The Association of Microfinance Institutions in Rwanda (AMIR) has urged Microfinance Institutions (MFIs) to ensure transparency and mitigate business risks.
The Executive Secretary of AMIR, Rita Ngarambe, told Business Times, Monday, that most MFIs in the country fail to carry out risk management, ending up bankruptcy and leading to loss of savings among customers.
“Our people lost money when nine MFIs were closed in 2006 and lost confidence in them after running bankrupt, now we want all MFIs to learn how to price their products, be responsible and come up with
modest ways of recovering loans.
We don’t want them to use harsh means when recovering the loans,” she said.
Ngarambe also noted that AMIR plans to carry out training programs among MFIs on how to focus on social objectives, monitoring their progress as well as marketing pro poor products, in an effort to avoid lending to clients who mismanage the loans.
“MFIs should focus more on financing productive activities and not for consumption or organising weddings to avoid making them poorer,” she said, adding that her institution was designing a customer protection strategy that seeks to protect MFI customers.

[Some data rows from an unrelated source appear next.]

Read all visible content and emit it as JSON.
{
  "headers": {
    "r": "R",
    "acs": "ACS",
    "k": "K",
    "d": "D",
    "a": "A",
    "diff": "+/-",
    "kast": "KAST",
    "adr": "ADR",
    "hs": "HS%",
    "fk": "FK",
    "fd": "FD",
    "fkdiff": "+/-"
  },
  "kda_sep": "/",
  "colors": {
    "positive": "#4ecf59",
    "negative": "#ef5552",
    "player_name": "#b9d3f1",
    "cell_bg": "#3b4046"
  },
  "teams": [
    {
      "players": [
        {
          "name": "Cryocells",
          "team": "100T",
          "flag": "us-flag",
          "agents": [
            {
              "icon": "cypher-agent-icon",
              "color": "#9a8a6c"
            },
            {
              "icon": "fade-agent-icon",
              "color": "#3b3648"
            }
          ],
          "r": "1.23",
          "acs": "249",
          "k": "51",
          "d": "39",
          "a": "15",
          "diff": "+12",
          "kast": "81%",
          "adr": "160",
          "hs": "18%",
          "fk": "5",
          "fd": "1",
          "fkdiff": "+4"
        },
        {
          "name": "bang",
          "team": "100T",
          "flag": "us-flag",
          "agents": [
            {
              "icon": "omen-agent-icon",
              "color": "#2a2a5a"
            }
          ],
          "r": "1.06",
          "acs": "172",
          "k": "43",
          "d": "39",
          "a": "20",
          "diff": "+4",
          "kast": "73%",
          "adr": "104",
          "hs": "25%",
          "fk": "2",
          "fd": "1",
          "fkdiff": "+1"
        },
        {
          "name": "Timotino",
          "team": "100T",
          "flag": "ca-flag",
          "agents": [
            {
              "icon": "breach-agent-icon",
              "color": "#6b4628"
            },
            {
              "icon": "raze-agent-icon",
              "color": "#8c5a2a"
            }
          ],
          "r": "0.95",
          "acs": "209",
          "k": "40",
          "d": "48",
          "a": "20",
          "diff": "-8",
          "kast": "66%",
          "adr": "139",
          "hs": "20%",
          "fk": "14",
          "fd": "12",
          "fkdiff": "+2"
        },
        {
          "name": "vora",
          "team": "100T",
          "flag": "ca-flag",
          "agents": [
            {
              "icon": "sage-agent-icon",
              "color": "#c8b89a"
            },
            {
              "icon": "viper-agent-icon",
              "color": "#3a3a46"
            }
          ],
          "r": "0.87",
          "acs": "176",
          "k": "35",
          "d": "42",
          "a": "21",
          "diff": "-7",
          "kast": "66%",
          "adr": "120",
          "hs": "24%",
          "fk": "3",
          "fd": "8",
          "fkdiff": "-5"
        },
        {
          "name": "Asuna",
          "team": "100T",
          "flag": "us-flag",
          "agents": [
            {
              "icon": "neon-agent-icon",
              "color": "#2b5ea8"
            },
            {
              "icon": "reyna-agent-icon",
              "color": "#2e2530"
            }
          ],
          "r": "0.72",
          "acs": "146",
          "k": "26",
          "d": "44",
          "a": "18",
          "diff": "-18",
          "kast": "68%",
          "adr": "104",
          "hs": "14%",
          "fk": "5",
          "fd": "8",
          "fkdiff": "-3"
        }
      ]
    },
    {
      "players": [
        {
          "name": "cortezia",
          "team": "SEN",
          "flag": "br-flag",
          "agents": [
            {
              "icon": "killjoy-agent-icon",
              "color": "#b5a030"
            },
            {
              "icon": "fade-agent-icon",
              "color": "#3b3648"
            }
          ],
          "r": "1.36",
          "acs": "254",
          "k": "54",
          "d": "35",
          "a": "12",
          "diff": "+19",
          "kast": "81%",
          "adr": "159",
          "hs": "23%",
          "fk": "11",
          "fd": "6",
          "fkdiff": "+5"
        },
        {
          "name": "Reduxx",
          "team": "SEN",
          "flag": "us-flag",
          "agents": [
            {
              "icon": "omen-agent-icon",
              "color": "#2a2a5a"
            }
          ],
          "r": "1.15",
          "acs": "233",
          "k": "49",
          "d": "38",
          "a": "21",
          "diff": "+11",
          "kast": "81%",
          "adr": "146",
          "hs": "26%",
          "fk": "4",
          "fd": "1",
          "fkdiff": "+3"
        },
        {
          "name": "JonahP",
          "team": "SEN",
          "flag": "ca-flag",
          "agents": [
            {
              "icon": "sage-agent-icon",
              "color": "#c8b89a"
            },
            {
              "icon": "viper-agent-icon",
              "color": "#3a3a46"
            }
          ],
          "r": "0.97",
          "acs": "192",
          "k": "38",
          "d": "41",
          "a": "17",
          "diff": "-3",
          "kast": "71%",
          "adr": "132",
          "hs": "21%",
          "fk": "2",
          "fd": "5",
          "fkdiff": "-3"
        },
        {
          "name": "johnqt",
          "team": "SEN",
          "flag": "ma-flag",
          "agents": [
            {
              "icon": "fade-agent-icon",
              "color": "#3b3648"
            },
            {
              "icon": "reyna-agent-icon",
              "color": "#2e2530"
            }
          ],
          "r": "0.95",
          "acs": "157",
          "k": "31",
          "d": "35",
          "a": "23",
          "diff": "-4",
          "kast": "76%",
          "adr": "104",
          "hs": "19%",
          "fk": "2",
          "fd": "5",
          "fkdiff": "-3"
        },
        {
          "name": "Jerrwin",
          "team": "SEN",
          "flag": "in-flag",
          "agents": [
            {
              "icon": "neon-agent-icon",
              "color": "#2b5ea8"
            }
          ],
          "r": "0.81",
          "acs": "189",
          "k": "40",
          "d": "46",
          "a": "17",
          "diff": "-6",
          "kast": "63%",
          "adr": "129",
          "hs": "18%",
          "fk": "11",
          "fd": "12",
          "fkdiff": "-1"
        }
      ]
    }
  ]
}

Ngarambe welcomed the recent initiatives by MFIs and banks to take financial services to the rural poor. The rural poor make up 80 percent of Rwanda’s population that is financially discriminated.